"In combination with a certain image, colour is essential.
I can lie wide-awake for hours, thinking of a shade of pink".
At the start of her artistic career in 1968, Ineke Calis primarily applied herself to oil painting and water colours. In 1971, however, the artist became fascinated with the silks-screen printing technique. In the years that followed she refined her skills in this art form and in the course of that process works of art in a very personal and distinctive style emerged.
In silk-screen Calis' is able to achieve her full artistic potential, witness her last work which is of a high standard. Graphic perfection was of paramount importance to her: all her work is hand-made in her own workshop and printed in very limited editions. Photography lies at the basis of her silk-screens. In the darkroom she enlarged her chosen objects and removed all unwanted elements from the negative, in order to reduce the original figurative imprint into an abstract design, upon which all further experiments were based. Colour is an essential element of the compositions. To intensify the simplicity and strength of the picture, the artist consciously made use of a limited amount of colour, producing by that a dramatic effect.
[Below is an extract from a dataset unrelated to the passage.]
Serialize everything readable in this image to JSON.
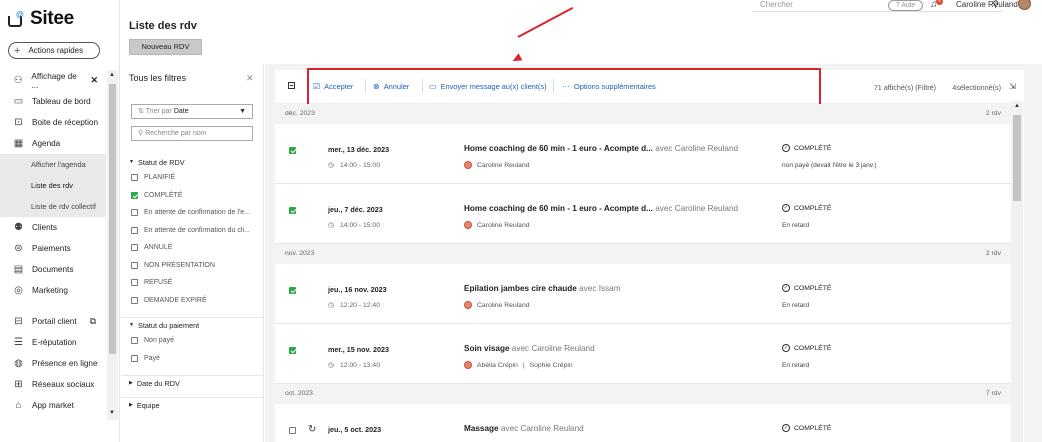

Because of the great power it emenates, the port of Rotterdam was the artist's main source of inspiration. There she found an abundance of forms in primarily unflexible materials such as iron and steel. Calis endeavoured to reflect the cosmopolitan vigour of the dockside in her silk-screens. In her own words: "I never depict people, my first choise is always for technical objects, things which are made by people. The most important thing is to convey their vigour. If the public ara able to pick that up from my silk-screens, I have been succesful".
Owing to her representation, the artist encourages the observer to take a closer look at everyday things of life which are set in another dimension by her representation. She manages to evoke an estranging atmosphere and her art has steadily become more profound over the years.
Her travels in Japan have given Calis new impulses. The methods of traditional Japanese art, which are exercises in patience in searching for harmony, have influenced her work. Japanese art has taught her to scrutinize her objects, to balance het compositions with great deliberation and to dipict her objects with as little adornment as possible. Calis was entirely self-taught in printing and all other techniques she uses. She has had exibitions at home and abroad, including Japan.
She died on 14th of January 2014 in Rotterdam. The Ineke Calis Foundation owns 800 pieces of her graphic work, four of every graphic work she made.